But I lost a whole family
In a single sunny day
Nothing left to tether
No purpose left to portray
I lost more than a mother
The day she passed away

Every night at 1:09 the power flickers and then goes off, it struggles to come back but then fails again and stays off until 1:11… It was curious the first couple of times. Tonight was the seventh night in a row it has happened.

Maybe it’s something more, maybe, just maybe, every night at 1:09 there is a force at work, struggling to break through, to gain entry.

Imagine masses of hungry, beady eyed monsters, snouts slick with hunger and nostrils flaring as they push and strain, crushing the smaller ones in their surge. Hate rising like steam from their scaled flesh as their cries slip passed the barrier, filling the night with terrible sounds. The birds burst silently from their nests within the trees and disappear into the folds of night, the insects all fall silent in fear, waiting with abated breath. The neighbors sleep unaware as I stand at my window, waiting for the dam to break, for the lost battle to begin, as I cautiously stare into the darkness.

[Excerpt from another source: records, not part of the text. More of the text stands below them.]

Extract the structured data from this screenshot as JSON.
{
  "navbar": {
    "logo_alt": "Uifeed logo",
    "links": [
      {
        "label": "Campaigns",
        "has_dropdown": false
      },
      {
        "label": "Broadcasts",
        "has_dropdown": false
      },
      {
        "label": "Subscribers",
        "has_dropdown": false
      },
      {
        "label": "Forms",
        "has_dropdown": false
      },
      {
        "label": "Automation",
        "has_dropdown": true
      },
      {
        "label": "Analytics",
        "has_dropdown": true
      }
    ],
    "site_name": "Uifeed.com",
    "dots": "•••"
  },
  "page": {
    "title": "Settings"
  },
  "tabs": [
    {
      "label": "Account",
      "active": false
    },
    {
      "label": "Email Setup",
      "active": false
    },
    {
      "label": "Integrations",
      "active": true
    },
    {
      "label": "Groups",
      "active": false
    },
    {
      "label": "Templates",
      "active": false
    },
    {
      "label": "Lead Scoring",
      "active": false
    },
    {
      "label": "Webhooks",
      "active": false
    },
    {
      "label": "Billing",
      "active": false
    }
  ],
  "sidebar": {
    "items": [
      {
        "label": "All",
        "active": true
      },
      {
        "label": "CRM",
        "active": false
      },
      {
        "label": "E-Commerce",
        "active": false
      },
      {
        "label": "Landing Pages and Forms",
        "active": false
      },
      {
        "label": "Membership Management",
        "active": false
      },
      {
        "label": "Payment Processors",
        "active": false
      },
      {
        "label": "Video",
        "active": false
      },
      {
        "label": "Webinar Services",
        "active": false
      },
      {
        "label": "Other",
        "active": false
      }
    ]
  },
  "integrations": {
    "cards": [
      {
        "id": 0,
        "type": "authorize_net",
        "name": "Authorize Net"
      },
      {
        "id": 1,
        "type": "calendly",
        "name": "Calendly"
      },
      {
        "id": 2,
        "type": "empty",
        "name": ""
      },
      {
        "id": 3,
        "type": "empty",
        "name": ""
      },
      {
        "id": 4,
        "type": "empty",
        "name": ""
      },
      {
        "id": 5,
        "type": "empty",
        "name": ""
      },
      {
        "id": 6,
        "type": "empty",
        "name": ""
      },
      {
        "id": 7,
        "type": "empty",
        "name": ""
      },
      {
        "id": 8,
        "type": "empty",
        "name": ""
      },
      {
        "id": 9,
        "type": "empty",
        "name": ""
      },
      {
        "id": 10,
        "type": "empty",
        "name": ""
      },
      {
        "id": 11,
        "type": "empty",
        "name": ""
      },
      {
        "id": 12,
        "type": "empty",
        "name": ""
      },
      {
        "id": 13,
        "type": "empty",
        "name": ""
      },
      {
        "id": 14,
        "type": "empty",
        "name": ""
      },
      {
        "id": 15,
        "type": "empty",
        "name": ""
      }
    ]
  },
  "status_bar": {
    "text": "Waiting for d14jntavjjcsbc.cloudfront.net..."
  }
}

For two minutes I wait, alone…
Then the lights come back, the fridge hums to life, the clocks begin their flashing alerts, and I alone breathe a sigh of relief…